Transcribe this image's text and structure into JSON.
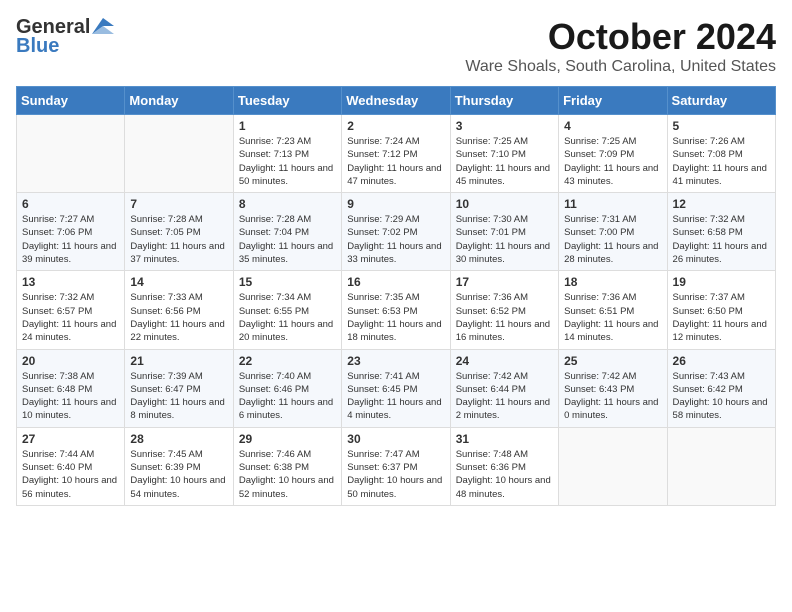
{
  "header": {
    "logo_general": "General",
    "logo_blue": "Blue",
    "month_title": "October 2024",
    "location": "Ware Shoals, South Carolina, United States"
  },
  "weekdays": [
    "Sunday",
    "Monday",
    "Tuesday",
    "Wednesday",
    "Thursday",
    "Friday",
    "Saturday"
  ],
  "weeks": [
    [
      {
        "day": "",
        "info": ""
      },
      {
        "day": "",
        "info": ""
      },
      {
        "day": "1",
        "info": "Sunrise: 7:23 AM\nSunset: 7:13 PM\nDaylight: 11 hours and 50 minutes."
      },
      {
        "day": "2",
        "info": "Sunrise: 7:24 AM\nSunset: 7:12 PM\nDaylight: 11 hours and 47 minutes."
      },
      {
        "day": "3",
        "info": "Sunrise: 7:25 AM\nSunset: 7:10 PM\nDaylight: 11 hours and 45 minutes."
      },
      {
        "day": "4",
        "info": "Sunrise: 7:25 AM\nSunset: 7:09 PM\nDaylight: 11 hours and 43 minutes."
      },
      {
        "day": "5",
        "info": "Sunrise: 7:26 AM\nSunset: 7:08 PM\nDaylight: 11 hours and 41 minutes."
      }
    ],
    [
      {
        "day": "6",
        "info": "Sunrise: 7:27 AM\nSunset: 7:06 PM\nDaylight: 11 hours and 39 minutes."
      },
      {
        "day": "7",
        "info": "Sunrise: 7:28 AM\nSunset: 7:05 PM\nDaylight: 11 hours and 37 minutes."
      },
      {
        "day": "8",
        "info": "Sunrise: 7:28 AM\nSunset: 7:04 PM\nDaylight: 11 hours and 35 minutes."
      },
      {
        "day": "9",
        "info": "Sunrise: 7:29 AM\nSunset: 7:02 PM\nDaylight: 11 hours and 33 minutes."
      },
      {
        "day": "10",
        "info": "Sunrise: 7:30 AM\nSunset: 7:01 PM\nDaylight: 11 hours and 30 minutes."
      },
      {
        "day": "11",
        "info": "Sunrise: 7:31 AM\nSunset: 7:00 PM\nDaylight: 11 hours and 28 minutes."
      },
      {
        "day": "12",
        "info": "Sunrise: 7:32 AM\nSunset: 6:58 PM\nDaylight: 11 hours and 26 minutes."
      }
    ],
    [
      {
        "day": "13",
        "info": "Sunrise: 7:32 AM\nSunset: 6:57 PM\nDaylight: 11 hours and 24 minutes."
      },
      {
        "day": "14",
        "info": "Sunrise: 7:33 AM\nSunset: 6:56 PM\nDaylight: 11 hours and 22 minutes."
      },
      {
        "day": "15",
        "info": "Sunrise: 7:34 AM\nSunset: 6:55 PM\nDaylight: 11 hours and 20 minutes."
      },
      {
        "day": "16",
        "info": "Sunrise: 7:35 AM\nSunset: 6:53 PM\nDaylight: 11 hours and 18 minutes."
      },
      {
        "day": "17",
        "info": "Sunrise: 7:36 AM\nSunset: 6:52 PM\nDaylight: 11 hours and 16 minutes."
      },
      {
        "day": "18",
        "info": "Sunrise: 7:36 AM\nSunset: 6:51 PM\nDaylight: 11 hours and 14 minutes."
      },
      {
        "day": "19",
        "info": "Sunrise: 7:37 AM\nSunset: 6:50 PM\nDaylight: 11 hours and 12 minutes."
      }
    ],
    [
      {
        "day": "20",
        "info": "Sunrise: 7:38 AM\nSunset: 6:48 PM\nDaylight: 11 hours and 10 minutes."
      },
      {
        "day": "21",
        "info": "Sunrise: 7:39 AM\nSunset: 6:47 PM\nDaylight: 11 hours and 8 minutes."
      },
      {
        "day": "22",
        "info": "Sunrise: 7:40 AM\nSunset: 6:46 PM\nDaylight: 11 hours and 6 minutes."
      },
      {
        "day": "23",
        "info": "Sunrise: 7:41 AM\nSunset: 6:45 PM\nDaylight: 11 hours and 4 minutes."
      },
      {
        "day": "24",
        "info": "Sunrise: 7:42 AM\nSunset: 6:44 PM\nDaylight: 11 hours and 2 minutes."
      },
      {
        "day": "25",
        "info": "Sunrise: 7:42 AM\nSunset: 6:43 PM\nDaylight: 11 hours and 0 minutes."
      },
      {
        "day": "26",
        "info": "Sunrise: 7:43 AM\nSunset: 6:42 PM\nDaylight: 10 hours and 58 minutes."
      }
    ],
    [
      {
        "day": "27",
        "info": "Sunrise: 7:44 AM\nSunset: 6:40 PM\nDaylight: 10 hours and 56 minutes."
      },
      {
        "day": "28",
        "info": "Sunrise: 7:45 AM\nSunset: 6:39 PM\nDaylight: 10 hours and 54 minutes."
      },
      {
        "day": "29",
        "info": "Sunrise: 7:46 AM\nSunset: 6:38 PM\nDaylight: 10 hours and 52 minutes."
      },
      {
        "day": "30",
        "info": "Sunrise: 7:47 AM\nSunset: 6:37 PM\nDaylight: 10 hours and 50 minutes."
      },
      {
        "day": "31",
        "info": "Sunrise: 7:48 AM\nSunset: 6:36 PM\nDaylight: 10 hours and 48 minutes."
      },
      {
        "day": "",
        "info": ""
      },
      {
        "day": "",
        "info": ""
      }
    ]
  ]
}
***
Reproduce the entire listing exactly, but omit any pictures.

- [SOLUTION FOR THIS EXERCISE]
Transcribe this image's text and structure into JSON.
{
  "header": {
    "logo_general": "General",
    "logo_blue": "Blue",
    "month_title": "October 2024",
    "location": "Ware Shoals, South Carolina, United States"
  },
  "weekdays": [
    "Sunday",
    "Monday",
    "Tuesday",
    "Wednesday",
    "Thursday",
    "Friday",
    "Saturday"
  ],
  "weeks": [
    [
      {
        "day": "",
        "info": ""
      },
      {
        "day": "",
        "info": ""
      },
      {
        "day": "1",
        "info": "Sunrise: 7:23 AM\nSunset: 7:13 PM\nDaylight: 11 hours and 50 minutes."
      },
      {
        "day": "2",
        "info": "Sunrise: 7:24 AM\nSunset: 7:12 PM\nDaylight: 11 hours and 47 minutes."
      },
      {
        "day": "3",
        "info": "Sunrise: 7:25 AM\nSunset: 7:10 PM\nDaylight: 11 hours and 45 minutes."
      },
      {
        "day": "4",
        "info": "Sunrise: 7:25 AM\nSunset: 7:09 PM\nDaylight: 11 hours and 43 minutes."
      },
      {
        "day": "5",
        "info": "Sunrise: 7:26 AM\nSunset: 7:08 PM\nDaylight: 11 hours and 41 minutes."
      }
    ],
    [
      {
        "day": "6",
        "info": "Sunrise: 7:27 AM\nSunset: 7:06 PM\nDaylight: 11 hours and 39 minutes."
      },
      {
        "day": "7",
        "info": "Sunrise: 7:28 AM\nSunset: 7:05 PM\nDaylight: 11 hours and 37 minutes."
      },
      {
        "day": "8",
        "info": "Sunrise: 7:28 AM\nSunset: 7:04 PM\nDaylight: 11 hours and 35 minutes."
      },
      {
        "day": "9",
        "info": "Sunrise: 7:29 AM\nSunset: 7:02 PM\nDaylight: 11 hours and 33 minutes."
      },
      {
        "day": "10",
        "info": "Sunrise: 7:30 AM\nSunset: 7:01 PM\nDaylight: 11 hours and 30 minutes."
      },
      {
        "day": "11",
        "info": "Sunrise: 7:31 AM\nSunset: 7:00 PM\nDaylight: 11 hours and 28 minutes."
      },
      {
        "day": "12",
        "info": "Sunrise: 7:32 AM\nSunset: 6:58 PM\nDaylight: 11 hours and 26 minutes."
      }
    ],
    [
      {
        "day": "13",
        "info": "Sunrise: 7:32 AM\nSunset: 6:57 PM\nDaylight: 11 hours and 24 minutes."
      },
      {
        "day": "14",
        "info": "Sunrise: 7:33 AM\nSunset: 6:56 PM\nDaylight: 11 hours and 22 minutes."
      },
      {
        "day": "15",
        "info": "Sunrise: 7:34 AM\nSunset: 6:55 PM\nDaylight: 11 hours and 20 minutes."
      },
      {
        "day": "16",
        "info": "Sunrise: 7:35 AM\nSunset: 6:53 PM\nDaylight: 11 hours and 18 minutes."
      },
      {
        "day": "17",
        "info": "Sunrise: 7:36 AM\nSunset: 6:52 PM\nDaylight: 11 hours and 16 minutes."
      },
      {
        "day": "18",
        "info": "Sunrise: 7:36 AM\nSunset: 6:51 PM\nDaylight: 11 hours and 14 minutes."
      },
      {
        "day": "19",
        "info": "Sunrise: 7:37 AM\nSunset: 6:50 PM\nDaylight: 11 hours and 12 minutes."
      }
    ],
    [
      {
        "day": "20",
        "info": "Sunrise: 7:38 AM\nSunset: 6:48 PM\nDaylight: 11 hours and 10 minutes."
      },
      {
        "day": "21",
        "info": "Sunrise: 7:39 AM\nSunset: 6:47 PM\nDaylight: 11 hours and 8 minutes."
      },
      {
        "day": "22",
        "info": "Sunrise: 7:40 AM\nSunset: 6:46 PM\nDaylight: 11 hours and 6 minutes."
      },
      {
        "day": "23",
        "info": "Sunrise: 7:41 AM\nSunset: 6:45 PM\nDaylight: 11 hours and 4 minutes."
      },
      {
        "day": "24",
        "info": "Sunrise: 7:42 AM\nSunset: 6:44 PM\nDaylight: 11 hours and 2 minutes."
      },
      {
        "day": "25",
        "info": "Sunrise: 7:42 AM\nSunset: 6:43 PM\nDaylight: 11 hours and 0 minutes."
      },
      {
        "day": "26",
        "info": "Sunrise: 7:43 AM\nSunset: 6:42 PM\nDaylight: 10 hours and 58 minutes."
      }
    ],
    [
      {
        "day": "27",
        "info": "Sunrise: 7:44 AM\nSunset: 6:40 PM\nDaylight: 10 hours and 56 minutes."
      },
      {
        "day": "28",
        "info": "Sunrise: 7:45 AM\nSunset: 6:39 PM\nDaylight: 10 hours and 54 minutes."
      },
      {
        "day": "29",
        "info": "Sunrise: 7:46 AM\nSunset: 6:38 PM\nDaylight: 10 hours and 52 minutes."
      },
      {
        "day": "30",
        "info": "Sunrise: 7:47 AM\nSunset: 6:37 PM\nDaylight: 10 hours and 50 minutes."
      },
      {
        "day": "31",
        "info": "Sunrise: 7:48 AM\nSunset: 6:36 PM\nDaylight: 10 hours and 48 minutes."
      },
      {
        "day": "",
        "info": ""
      },
      {
        "day": "",
        "info": ""
      }
    ]
  ]
}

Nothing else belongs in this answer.